(What is expected): Your task is to copy every line of this material exactly.

= Beginning of Section =

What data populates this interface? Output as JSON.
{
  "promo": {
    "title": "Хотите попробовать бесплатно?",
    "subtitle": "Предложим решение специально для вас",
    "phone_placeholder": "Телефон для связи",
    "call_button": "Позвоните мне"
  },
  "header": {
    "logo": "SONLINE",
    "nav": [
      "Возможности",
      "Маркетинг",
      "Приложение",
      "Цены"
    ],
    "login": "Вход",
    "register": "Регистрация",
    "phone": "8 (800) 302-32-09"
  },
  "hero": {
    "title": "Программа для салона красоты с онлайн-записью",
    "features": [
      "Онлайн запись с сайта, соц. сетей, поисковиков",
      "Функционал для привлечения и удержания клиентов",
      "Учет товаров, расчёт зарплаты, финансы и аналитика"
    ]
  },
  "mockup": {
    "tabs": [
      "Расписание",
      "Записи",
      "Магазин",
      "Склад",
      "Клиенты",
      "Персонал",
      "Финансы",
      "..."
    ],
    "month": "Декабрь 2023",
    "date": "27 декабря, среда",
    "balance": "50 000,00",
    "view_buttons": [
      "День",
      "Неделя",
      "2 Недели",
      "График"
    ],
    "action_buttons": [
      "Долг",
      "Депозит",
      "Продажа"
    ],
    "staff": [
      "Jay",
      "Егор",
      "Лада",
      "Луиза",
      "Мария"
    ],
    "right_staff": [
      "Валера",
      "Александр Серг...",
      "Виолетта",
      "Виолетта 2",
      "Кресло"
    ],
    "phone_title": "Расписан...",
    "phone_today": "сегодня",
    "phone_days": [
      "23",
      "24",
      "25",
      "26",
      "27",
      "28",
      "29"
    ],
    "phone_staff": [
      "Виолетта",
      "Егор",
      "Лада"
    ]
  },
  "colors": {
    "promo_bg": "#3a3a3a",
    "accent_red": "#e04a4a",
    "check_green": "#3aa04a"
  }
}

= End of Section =

(Solution for this problem):
What data populates this interface? Output as JSON.
{
  "promo": {
    "title": "Хотите попробовать бесплатно?",
    "subtitle": "Предложим решение специально для вас",
    "phone_placeholder": "Телефон для связи",
    "call_button": "Позвоните мне"
  },
  "header": {
    "logo": "SONLINE",
    "nav": [
      "Возможности",
      "Маркетинг",
      "Приложение",
      "Цены"
    ],
    "login": "Вход",
    "register": "Регистрация",
    "phone": "8 (800) 302-32-09"
  },
  "hero": {
    "title": "Программа для салона красоты с онлайн-записью",
    "features": [
      "Онлайн запись с сайта, соц. сетей, поисковиков",
      "Функционал для привлечения и удержания клиентов",
      "Учет товаров, расчёт зарплаты, финансы и аналитика"
    ]
  },
  "mockup": {
    "tabs": [
      "Расписание",
      "Записи",
      "Магазин",
      "Склад",
      "Клиенты",
      "Персонал",
      "Финансы",
      "..."
    ],
    "month": "Декабрь 2023",
    "date": "27 декабря, среда",
    "balance": "50 000,00",
    "view_buttons": [
      "День",
      "Неделя",
      "2 Недели",
      "График"
    ],
    "action_buttons": [
      "Долг",
      "Депозит",
      "Продажа"
    ],
    "staff": [
      "Jay",
      "Егор",
      "Лада",
      "Луиза",
      "Мария"
    ],
    "right_staff": [
      "Валера",
      "Александр Серг...",
      "Виолетта",
      "Виолетта 2",
      "Кресло"
    ],
    "phone_title": "Расписан...",
    "phone_today": "сегодня",
    "phone_days": [
      "23",
      "24",
      "25",
      "26",
      "27",
      "28",
      "29"
    ],
    "phone_staff": [
      "Виолетта",
      "Егор",
      "Лада"
    ]
  },
  "colors": {
    "promo_bg": "#3a3a3a",
    "accent_red": "#e04a4a",
    "check_green": "#3aa04a"
  }
}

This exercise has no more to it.